EXERCISE INSTRUCTIONS: Show all the lines in the data below that include the word "Запрос".

EXTRACTED RECORDS:

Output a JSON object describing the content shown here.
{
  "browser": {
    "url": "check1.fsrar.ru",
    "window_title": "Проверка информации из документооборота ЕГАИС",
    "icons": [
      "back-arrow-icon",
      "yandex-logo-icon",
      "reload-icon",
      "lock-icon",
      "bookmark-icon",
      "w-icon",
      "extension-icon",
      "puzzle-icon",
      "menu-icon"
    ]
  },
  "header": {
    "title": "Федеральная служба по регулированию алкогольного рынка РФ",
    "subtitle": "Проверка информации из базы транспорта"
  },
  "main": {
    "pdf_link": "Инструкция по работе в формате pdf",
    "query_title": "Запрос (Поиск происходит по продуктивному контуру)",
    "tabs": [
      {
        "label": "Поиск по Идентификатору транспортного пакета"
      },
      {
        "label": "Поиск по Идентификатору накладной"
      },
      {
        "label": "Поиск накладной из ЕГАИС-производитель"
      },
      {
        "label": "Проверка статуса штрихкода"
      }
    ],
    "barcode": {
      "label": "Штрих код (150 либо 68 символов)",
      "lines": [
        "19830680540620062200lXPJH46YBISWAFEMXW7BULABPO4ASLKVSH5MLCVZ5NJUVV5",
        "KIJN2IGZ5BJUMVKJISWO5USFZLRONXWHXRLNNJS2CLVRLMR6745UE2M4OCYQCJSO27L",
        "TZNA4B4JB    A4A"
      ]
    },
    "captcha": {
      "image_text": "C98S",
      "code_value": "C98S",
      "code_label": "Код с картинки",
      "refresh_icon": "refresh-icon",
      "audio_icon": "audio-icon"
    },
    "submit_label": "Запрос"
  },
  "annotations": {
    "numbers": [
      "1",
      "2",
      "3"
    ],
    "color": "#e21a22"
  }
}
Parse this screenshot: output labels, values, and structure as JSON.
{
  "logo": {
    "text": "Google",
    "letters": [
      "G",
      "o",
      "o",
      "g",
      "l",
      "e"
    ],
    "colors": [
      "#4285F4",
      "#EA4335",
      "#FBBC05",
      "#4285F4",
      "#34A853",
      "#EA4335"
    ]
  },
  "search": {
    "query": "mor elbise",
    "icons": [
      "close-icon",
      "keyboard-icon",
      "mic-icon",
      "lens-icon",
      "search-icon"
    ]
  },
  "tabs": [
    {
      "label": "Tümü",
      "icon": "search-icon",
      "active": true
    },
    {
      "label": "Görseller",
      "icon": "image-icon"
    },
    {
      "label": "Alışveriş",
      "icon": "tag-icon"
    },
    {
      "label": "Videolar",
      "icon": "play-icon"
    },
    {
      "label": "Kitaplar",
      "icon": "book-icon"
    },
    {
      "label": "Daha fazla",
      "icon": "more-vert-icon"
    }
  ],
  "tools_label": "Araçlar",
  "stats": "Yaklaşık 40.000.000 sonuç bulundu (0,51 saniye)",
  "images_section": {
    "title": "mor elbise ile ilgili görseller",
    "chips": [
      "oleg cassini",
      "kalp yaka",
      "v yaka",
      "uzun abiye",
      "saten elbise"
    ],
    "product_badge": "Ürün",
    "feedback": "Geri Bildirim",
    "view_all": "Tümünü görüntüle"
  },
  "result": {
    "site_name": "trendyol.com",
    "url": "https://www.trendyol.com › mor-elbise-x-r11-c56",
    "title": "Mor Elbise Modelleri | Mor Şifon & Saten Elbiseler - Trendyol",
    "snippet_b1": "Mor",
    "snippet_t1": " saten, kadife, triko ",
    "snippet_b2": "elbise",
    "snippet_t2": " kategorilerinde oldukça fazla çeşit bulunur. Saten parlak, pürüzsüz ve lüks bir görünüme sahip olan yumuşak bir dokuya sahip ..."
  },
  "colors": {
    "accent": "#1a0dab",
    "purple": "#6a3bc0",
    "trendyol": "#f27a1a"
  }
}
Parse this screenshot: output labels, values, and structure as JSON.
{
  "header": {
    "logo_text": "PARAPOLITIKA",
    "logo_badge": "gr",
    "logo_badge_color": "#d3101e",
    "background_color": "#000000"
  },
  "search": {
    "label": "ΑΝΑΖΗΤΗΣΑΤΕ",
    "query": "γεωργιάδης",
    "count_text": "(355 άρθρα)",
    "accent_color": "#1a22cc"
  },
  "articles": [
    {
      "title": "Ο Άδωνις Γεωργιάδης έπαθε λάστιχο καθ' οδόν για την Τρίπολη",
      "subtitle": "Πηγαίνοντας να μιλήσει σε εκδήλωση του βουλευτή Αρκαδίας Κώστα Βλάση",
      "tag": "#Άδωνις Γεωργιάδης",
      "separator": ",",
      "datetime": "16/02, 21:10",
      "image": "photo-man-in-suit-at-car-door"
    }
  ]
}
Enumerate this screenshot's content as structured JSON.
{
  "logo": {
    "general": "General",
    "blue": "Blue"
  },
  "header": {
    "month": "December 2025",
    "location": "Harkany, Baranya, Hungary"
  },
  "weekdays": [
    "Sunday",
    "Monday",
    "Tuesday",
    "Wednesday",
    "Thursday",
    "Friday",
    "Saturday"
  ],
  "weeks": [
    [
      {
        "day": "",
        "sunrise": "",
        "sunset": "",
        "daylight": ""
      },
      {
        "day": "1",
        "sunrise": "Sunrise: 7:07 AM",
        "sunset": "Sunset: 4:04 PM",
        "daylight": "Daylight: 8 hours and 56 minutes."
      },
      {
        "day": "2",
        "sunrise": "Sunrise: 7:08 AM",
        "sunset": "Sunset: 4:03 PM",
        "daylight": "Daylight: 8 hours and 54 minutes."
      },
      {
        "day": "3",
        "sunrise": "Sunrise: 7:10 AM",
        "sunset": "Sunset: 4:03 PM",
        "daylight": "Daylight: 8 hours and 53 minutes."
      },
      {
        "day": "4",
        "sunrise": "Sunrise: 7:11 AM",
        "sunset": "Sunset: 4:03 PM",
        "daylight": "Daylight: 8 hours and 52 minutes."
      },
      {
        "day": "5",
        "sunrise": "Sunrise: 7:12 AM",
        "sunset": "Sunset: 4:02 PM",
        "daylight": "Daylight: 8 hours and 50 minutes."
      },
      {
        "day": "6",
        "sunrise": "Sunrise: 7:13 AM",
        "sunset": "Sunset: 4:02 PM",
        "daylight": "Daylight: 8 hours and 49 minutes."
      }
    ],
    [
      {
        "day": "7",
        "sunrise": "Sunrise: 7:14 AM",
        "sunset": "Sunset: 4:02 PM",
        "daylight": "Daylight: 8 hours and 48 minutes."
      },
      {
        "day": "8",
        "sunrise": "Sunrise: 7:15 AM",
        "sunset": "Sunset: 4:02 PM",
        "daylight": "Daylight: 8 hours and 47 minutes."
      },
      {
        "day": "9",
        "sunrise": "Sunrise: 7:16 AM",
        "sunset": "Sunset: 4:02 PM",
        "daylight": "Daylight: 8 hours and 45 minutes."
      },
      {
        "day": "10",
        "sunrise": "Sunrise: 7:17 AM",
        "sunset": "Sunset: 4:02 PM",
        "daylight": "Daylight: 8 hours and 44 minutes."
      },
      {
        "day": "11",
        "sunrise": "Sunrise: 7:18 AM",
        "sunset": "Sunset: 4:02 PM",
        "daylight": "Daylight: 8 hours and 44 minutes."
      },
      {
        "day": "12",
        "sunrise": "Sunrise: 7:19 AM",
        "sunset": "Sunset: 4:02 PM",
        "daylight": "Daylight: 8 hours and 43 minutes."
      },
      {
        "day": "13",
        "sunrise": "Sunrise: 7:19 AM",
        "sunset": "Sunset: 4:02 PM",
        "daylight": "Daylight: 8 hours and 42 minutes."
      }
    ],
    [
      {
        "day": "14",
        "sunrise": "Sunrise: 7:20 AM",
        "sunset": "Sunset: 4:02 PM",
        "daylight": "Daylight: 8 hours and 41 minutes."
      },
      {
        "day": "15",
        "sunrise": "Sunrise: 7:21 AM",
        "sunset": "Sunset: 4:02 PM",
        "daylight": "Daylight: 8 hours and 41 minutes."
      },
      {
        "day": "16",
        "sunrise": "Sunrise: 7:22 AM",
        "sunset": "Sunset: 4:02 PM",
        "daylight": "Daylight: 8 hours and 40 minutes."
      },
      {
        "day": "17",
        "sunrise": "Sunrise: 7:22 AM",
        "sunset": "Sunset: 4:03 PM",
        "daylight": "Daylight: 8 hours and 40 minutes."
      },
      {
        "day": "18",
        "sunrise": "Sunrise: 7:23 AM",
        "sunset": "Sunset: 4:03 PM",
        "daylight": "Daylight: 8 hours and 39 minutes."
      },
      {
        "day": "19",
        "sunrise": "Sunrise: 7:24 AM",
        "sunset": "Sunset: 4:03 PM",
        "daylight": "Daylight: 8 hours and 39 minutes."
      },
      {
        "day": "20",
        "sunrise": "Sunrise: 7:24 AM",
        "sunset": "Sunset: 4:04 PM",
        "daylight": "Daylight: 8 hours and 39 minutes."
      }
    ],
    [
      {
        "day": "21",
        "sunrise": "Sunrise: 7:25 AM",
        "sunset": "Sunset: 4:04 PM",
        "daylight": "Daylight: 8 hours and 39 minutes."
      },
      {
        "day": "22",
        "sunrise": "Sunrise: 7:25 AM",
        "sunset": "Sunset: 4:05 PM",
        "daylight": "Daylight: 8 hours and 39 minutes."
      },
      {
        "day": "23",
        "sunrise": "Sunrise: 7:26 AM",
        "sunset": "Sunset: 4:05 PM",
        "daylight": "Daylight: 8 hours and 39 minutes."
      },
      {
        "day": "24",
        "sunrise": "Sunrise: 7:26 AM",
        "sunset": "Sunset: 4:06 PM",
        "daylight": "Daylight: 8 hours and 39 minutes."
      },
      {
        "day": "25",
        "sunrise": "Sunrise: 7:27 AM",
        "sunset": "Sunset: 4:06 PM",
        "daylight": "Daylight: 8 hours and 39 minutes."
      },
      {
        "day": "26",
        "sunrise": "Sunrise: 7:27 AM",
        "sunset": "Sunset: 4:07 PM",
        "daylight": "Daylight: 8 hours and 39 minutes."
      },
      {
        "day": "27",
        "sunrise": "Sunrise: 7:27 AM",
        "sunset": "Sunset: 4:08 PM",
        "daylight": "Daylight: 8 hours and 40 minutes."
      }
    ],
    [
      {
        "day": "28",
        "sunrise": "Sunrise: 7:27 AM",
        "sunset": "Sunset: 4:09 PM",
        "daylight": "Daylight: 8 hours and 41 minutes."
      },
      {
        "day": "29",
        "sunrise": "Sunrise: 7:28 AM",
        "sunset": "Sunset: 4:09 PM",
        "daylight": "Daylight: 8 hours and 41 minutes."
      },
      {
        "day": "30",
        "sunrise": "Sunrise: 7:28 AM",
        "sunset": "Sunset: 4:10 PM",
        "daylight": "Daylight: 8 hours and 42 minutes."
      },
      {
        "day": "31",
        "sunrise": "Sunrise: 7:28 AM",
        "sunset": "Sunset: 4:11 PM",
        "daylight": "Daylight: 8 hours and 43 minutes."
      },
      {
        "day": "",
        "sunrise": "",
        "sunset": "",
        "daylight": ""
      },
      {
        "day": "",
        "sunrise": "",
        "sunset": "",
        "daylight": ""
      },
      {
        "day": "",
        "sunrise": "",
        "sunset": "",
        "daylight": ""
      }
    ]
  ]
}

OUTPUT:
    "query_title": "Запрос (Поиск происходит по продуктивному контуру)",
    "submit_label": "Запрос"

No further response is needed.